### [Data in this exercise]
=== Begin Enclosure ===

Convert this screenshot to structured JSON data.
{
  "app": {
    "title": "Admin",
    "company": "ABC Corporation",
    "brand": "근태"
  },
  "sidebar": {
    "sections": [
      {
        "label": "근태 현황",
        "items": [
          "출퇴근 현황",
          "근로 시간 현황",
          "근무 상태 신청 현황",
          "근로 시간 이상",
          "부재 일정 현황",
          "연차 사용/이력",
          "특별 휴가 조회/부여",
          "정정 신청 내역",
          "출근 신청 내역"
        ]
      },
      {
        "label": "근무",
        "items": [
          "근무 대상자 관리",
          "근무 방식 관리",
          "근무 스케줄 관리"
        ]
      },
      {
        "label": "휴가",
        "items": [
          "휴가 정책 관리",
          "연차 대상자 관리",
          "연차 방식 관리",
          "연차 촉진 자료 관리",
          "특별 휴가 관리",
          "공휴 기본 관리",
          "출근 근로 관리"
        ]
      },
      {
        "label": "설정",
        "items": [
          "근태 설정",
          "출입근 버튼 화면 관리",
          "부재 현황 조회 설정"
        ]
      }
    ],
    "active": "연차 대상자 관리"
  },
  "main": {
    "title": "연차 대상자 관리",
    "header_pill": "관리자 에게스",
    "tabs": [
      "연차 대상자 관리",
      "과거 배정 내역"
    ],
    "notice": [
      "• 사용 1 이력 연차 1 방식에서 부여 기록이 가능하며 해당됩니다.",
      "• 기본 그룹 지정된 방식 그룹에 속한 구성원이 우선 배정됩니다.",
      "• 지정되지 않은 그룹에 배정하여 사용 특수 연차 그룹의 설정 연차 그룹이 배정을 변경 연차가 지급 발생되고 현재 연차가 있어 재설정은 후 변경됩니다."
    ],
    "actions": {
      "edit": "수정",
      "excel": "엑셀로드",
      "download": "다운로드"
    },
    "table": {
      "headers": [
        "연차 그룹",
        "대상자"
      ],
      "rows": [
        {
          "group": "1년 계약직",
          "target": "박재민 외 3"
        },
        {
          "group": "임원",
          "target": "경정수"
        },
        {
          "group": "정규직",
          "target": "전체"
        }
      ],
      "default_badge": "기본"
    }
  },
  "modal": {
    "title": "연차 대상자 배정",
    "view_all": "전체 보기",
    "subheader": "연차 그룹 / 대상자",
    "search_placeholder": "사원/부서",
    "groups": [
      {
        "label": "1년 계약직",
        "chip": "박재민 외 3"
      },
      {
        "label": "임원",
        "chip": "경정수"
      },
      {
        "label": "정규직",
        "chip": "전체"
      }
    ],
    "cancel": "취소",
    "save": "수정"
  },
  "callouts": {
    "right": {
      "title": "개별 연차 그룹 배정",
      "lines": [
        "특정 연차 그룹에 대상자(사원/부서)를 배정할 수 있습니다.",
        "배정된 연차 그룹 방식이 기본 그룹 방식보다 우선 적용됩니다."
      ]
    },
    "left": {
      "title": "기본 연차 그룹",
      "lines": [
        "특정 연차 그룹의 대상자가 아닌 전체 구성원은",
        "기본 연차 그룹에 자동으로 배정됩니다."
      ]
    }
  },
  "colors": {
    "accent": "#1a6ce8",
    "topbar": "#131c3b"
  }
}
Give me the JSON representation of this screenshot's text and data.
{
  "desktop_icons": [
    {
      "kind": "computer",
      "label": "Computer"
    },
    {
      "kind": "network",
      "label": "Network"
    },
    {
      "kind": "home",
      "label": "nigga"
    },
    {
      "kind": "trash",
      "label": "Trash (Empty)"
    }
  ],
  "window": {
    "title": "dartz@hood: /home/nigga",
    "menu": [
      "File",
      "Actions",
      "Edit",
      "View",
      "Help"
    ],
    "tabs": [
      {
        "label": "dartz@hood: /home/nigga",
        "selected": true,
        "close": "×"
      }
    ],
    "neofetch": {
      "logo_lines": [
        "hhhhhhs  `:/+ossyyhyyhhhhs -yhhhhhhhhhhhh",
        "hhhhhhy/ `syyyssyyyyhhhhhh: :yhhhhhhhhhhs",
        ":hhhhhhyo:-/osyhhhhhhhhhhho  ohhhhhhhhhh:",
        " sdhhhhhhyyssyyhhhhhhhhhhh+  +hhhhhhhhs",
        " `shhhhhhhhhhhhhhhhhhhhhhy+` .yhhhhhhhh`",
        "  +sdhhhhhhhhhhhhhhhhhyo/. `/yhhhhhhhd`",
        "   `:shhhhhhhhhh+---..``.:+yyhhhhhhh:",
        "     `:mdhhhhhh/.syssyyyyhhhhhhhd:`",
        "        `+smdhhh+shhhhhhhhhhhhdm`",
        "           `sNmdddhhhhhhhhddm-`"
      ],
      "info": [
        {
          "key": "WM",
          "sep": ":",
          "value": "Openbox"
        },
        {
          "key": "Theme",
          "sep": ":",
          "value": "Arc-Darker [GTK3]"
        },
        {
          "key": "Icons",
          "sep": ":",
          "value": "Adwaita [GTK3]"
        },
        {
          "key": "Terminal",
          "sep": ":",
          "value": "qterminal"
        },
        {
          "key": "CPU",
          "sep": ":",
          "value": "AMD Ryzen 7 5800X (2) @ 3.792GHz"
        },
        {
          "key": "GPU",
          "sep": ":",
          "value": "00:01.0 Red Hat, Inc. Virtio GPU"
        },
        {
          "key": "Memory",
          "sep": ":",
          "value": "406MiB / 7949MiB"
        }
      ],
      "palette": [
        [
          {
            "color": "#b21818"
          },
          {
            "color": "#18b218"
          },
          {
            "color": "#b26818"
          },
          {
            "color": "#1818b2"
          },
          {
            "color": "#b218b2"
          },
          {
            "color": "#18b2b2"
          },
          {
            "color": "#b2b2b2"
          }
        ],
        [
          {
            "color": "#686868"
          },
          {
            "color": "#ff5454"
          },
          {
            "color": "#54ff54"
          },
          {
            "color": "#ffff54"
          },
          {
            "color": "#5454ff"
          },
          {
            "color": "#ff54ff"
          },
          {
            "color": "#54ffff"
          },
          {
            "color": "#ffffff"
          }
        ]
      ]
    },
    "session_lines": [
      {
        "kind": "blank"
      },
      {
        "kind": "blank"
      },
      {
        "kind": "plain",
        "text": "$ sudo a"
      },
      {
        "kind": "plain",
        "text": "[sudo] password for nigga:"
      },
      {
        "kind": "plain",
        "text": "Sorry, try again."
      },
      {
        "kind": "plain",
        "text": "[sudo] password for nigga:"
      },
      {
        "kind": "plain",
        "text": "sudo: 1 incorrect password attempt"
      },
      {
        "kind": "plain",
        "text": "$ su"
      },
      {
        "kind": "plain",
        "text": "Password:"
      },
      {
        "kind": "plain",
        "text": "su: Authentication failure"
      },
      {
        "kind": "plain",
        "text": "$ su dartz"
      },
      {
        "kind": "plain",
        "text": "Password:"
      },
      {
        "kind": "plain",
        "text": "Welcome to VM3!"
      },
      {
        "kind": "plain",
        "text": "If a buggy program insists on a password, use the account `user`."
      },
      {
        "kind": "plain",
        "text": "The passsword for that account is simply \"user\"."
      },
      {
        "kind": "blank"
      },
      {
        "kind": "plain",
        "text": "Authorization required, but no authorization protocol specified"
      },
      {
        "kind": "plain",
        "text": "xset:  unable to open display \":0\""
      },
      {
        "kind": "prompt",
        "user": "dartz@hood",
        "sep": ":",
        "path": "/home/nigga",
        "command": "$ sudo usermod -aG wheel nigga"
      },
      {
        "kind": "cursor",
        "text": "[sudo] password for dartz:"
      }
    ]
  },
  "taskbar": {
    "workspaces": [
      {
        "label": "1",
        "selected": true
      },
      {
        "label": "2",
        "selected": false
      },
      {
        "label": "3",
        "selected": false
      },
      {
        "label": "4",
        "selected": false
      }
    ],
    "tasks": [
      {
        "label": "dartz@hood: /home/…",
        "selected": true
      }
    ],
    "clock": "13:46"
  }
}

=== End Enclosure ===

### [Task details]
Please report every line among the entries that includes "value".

### [Written response]
          "value": "Openbox"
          "value": "Arc-Darker [GTK3]"
          "value": "Adwaita [GTK3]"
          "value": "qterminal"
          "value": "AMD Ryzen 7 5800X (2) @ 3.792GHz"
          "value": "00:01.0 Red Hat, Inc. Virtio GPU"
          "value": "406MiB / 7949MiB"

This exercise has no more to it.